“Mom, when I grow up, I’m going to have the perfect life.”
So said my almost-six-year-old yesterday afternoon.
She went on to describe the perfect Aspen trees she’d climb, the horses she’d ride. And I lost track of her detailed perfection as I looked around at the toys strewn all over the floor, her mis-matched outfit and runny nose.
I paused before replying. She sounds just like I did at that age, or a little older.
I had the perfect life. Or so I thought. Until something happened in my extended family and shattered my perfect family image.
I spent my teen years reaching for that elusive bit of a perfect life that I could control. Perfect rules. Perfect standards. Perfect relationships. And I knew that when I grew up, I’d have the perfect children, the perfect home, the perfect schedule.

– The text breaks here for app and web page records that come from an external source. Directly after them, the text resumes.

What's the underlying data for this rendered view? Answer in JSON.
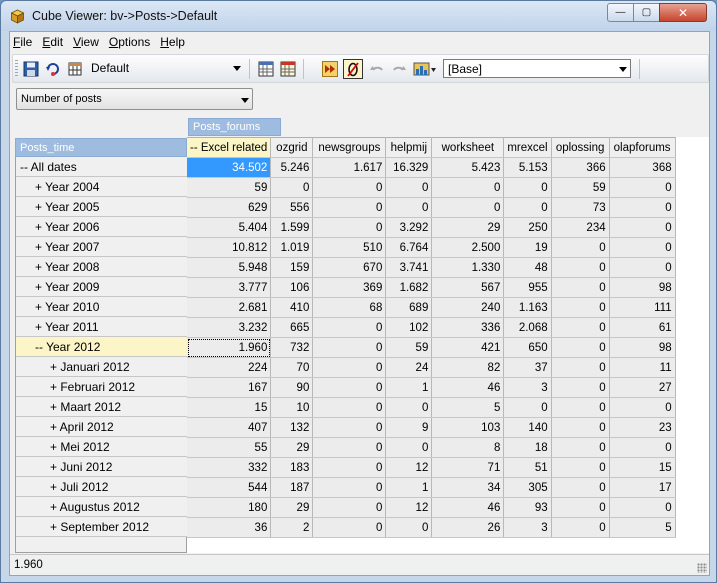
{
  "window": {
    "title": "Cube Viewer: bv->Posts->Default",
    "controls": {
      "minimize": "—",
      "maximize": "▢",
      "close": "✕"
    }
  },
  "menu": [
    {
      "label": "File",
      "key": "F",
      "rest": "ile"
    },
    {
      "label": "Edit",
      "key": "E",
      "rest": "dit"
    },
    {
      "label": "View",
      "key": "V",
      "rest": "iew"
    },
    {
      "label": "Options",
      "key": "O",
      "rest": "ptions"
    },
    {
      "label": "Help",
      "key": "H",
      "rest": "elp"
    }
  ],
  "toolbar": {
    "view_combo": "Default",
    "alias_combo": "[Base]"
  },
  "measure": {
    "selected": "Number of posts"
  },
  "dimensions": {
    "columns": "Posts_forums",
    "rows": "Posts_time"
  },
  "columns": [
    "-- Excel related",
    "ozgrid",
    "newsgroups",
    "helpmij",
    "worksheet",
    "mrexcel",
    "oplossing",
    "olapforums"
  ],
  "rows": [
    {
      "label": "-- All dates",
      "indent": 0,
      "values": [
        "34.502",
        "5.246",
        "1.617",
        "16.329",
        "5.423",
        "5.153",
        "366",
        "368"
      ]
    },
    {
      "label": "+ Year 2004",
      "indent": 1,
      "values": [
        "59",
        "0",
        "0",
        "0",
        "0",
        "0",
        "59",
        "0"
      ]
    },
    {
      "label": "+ Year 2005",
      "indent": 1,
      "values": [
        "629",
        "556",
        "0",
        "0",
        "0",
        "0",
        "73",
        "0"
      ]
    },
    {
      "label": "+ Year 2006",
      "indent": 1,
      "values": [
        "5.404",
        "1.599",
        "0",
        "3.292",
        "29",
        "250",
        "234",
        "0"
      ]
    },
    {
      "label": "+ Year 2007",
      "indent": 1,
      "values": [
        "10.812",
        "1.019",
        "510",
        "6.764",
        "2.500",
        "19",
        "0",
        "0"
      ]
    },
    {
      "label": "+ Year 2008",
      "indent": 1,
      "values": [
        "5.948",
        "159",
        "670",
        "3.741",
        "1.330",
        "48",
        "0",
        "0"
      ]
    },
    {
      "label": "+ Year 2009",
      "indent": 1,
      "values": [
        "3.777",
        "106",
        "369",
        "1.682",
        "567",
        "955",
        "0",
        "98"
      ]
    },
    {
      "label": "+ Year 2010",
      "indent": 1,
      "values": [
        "2.681",
        "410",
        "68",
        "689",
        "240",
        "1.163",
        "0",
        "111"
      ]
    },
    {
      "label": "+ Year 2011",
      "indent": 1,
      "values": [
        "3.232",
        "665",
        "0",
        "102",
        "336",
        "2.068",
        "0",
        "61"
      ]
    },
    {
      "label": "-- Year 2012",
      "indent": 1,
      "values": [
        "1.960",
        "732",
        "0",
        "59",
        "421",
        "650",
        "0",
        "98"
      ]
    },
    {
      "label": "+ Januari 2012",
      "indent": 2,
      "values": [
        "224",
        "70",
        "0",
        "24",
        "82",
        "37",
        "0",
        "11"
      ]
    },
    {
      "label": "+ Februari 2012",
      "indent": 2,
      "values": [
        "167",
        "90",
        "0",
        "1",
        "46",
        "3",
        "0",
        "27"
      ]
    },
    {
      "label": "+ Maart 2012",
      "indent": 2,
      "values": [
        "15",
        "10",
        "0",
        "0",
        "5",
        "0",
        "0",
        "0"
      ]
    },
    {
      "label": "+ April 2012",
      "indent": 2,
      "values": [
        "407",
        "132",
        "0",
        "9",
        "103",
        "140",
        "0",
        "23"
      ]
    },
    {
      "label": "+ Mei 2012",
      "indent": 2,
      "values": [
        "55",
        "29",
        "0",
        "0",
        "8",
        "18",
        "0",
        "0"
      ]
    },
    {
      "label": "+ Juni 2012",
      "indent": 2,
      "values": [
        "332",
        "183",
        "0",
        "12",
        "71",
        "51",
        "0",
        "15"
      ]
    },
    {
      "label": "+ Juli 2012",
      "indent": 2,
      "values": [
        "544",
        "187",
        "0",
        "1",
        "34",
        "305",
        "0",
        "17"
      ]
    },
    {
      "label": "+ Augustus 2012",
      "indent": 2,
      "values": [
        "180",
        "29",
        "0",
        "12",
        "46",
        "93",
        "0",
        "0"
      ]
    },
    {
      "label": "+ September 2012",
      "indent": 2,
      "values": [
        "36",
        "2",
        "0",
        "0",
        "26",
        "3",
        "0",
        "5"
      ]
    }
  ],
  "status": {
    "text": "1.960"
  }
}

But here I was, in the middle of a far from perfect home, staring at the oldest of those anything but perfect children. Listening to her version of perfection. So like mine was (and too often is). So based on externals.
I pointed her to the toys on the floor, asking her to help perfect the little spot she was in now. And I tried to explain to her that our reality often differs from our dreams. That life is far from perfect. That perfection won’t make us happy.
But if earth was perfect, we wouldn’t long for Heaven. If we didn’t miss the mark, we wouldn’t need the Cross. If our lives were perfect, we wouldn’t need a Savior.
Thank God that we don’t have the perfect life.